My friends and family are only a phone call away and in the beginning the calls were frequent, but when no one is going anywhere or doing anything, there becomes less and less to talk about. On a recent Saturday night, a friend decided to set-up a group video call for all of the regulars of karaoke. It was wonderful to see everyone and enjoy a virtual drink together.

The truth is I missed those people even more when the call ended.  It made me sad to think that this damn virus was stealing precious time from me. The reality is that the longest part of my life is behind me not ahead of me. There are so many things I still want to do and time does not stand still, even for Covid-19.

I am also blaming this bloody infection for turning me into an eating machine. I must finally admit that  unhealthy eating is my coping mechanism for depression. The strangest things have become my cravings. Items such as licorice all-sorts, cinnamon buns, and marshmallows to name but a few. quarantine pic #1

My cravings led me to take the chance on a trip to the grocery store. I did not want to add junk food and wine to my shopping list because my daughter thinks I am a responsible person, and I did not want to dispel that myth.

The grocery store venture gave me the courage to join the line at a local liquor store.
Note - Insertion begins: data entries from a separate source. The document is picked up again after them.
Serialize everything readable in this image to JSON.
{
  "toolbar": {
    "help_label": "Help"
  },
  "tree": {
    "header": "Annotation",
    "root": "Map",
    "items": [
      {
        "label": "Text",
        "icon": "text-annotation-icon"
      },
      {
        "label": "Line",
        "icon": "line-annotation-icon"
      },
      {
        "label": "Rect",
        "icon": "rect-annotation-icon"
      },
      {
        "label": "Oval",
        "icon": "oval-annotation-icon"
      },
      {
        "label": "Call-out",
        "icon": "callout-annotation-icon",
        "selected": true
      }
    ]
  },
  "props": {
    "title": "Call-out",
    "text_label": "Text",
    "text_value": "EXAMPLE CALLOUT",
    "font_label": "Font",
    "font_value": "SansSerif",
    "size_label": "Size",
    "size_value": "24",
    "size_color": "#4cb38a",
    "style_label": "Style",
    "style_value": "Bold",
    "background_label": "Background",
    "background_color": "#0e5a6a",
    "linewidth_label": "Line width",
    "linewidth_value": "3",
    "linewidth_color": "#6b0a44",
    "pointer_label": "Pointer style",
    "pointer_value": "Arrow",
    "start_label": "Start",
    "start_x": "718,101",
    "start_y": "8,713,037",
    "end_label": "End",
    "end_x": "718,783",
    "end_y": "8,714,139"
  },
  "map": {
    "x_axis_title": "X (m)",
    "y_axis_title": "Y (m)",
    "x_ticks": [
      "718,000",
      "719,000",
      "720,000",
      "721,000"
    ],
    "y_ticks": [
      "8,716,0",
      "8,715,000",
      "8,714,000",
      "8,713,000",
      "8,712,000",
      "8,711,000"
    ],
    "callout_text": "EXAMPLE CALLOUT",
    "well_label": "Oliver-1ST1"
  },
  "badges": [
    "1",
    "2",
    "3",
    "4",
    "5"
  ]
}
I felt like a kid in a candy store. Even the lengthy, socially-distanced line could not deter me. It was my chance to interact socially with strangers, and it filled that void albeit temporarily.

Well, weeks turned into months. I missed my life, my hair was a mess, my feet looked like they belonged to an unidentifiable creature, and I followed our infection numbers like the stock market. We were indeed “flattening the curve”, but what next?

Several weeks ago, we moved into Phase 1 of opening our area. It didn’t really mean much to me because the places included in this phase were of little interest, but then we reached Phase 2. I was ecstatic! That first week, I went to the dentist, the hairdresser, had drinks on a patio, had a pedicure, and dinner with friends, all maintaining proper protocol and safety rules. It was better than winning the lottery.

This virus has reiterated what I already knew. It is the little things in life that bring me joy, and most importantly, it is the people in my life that matter most. We are not out of the woods yet, so keep following the rules. There will be life beyond Covid-19.

 

Thanks for reading,

Penny xo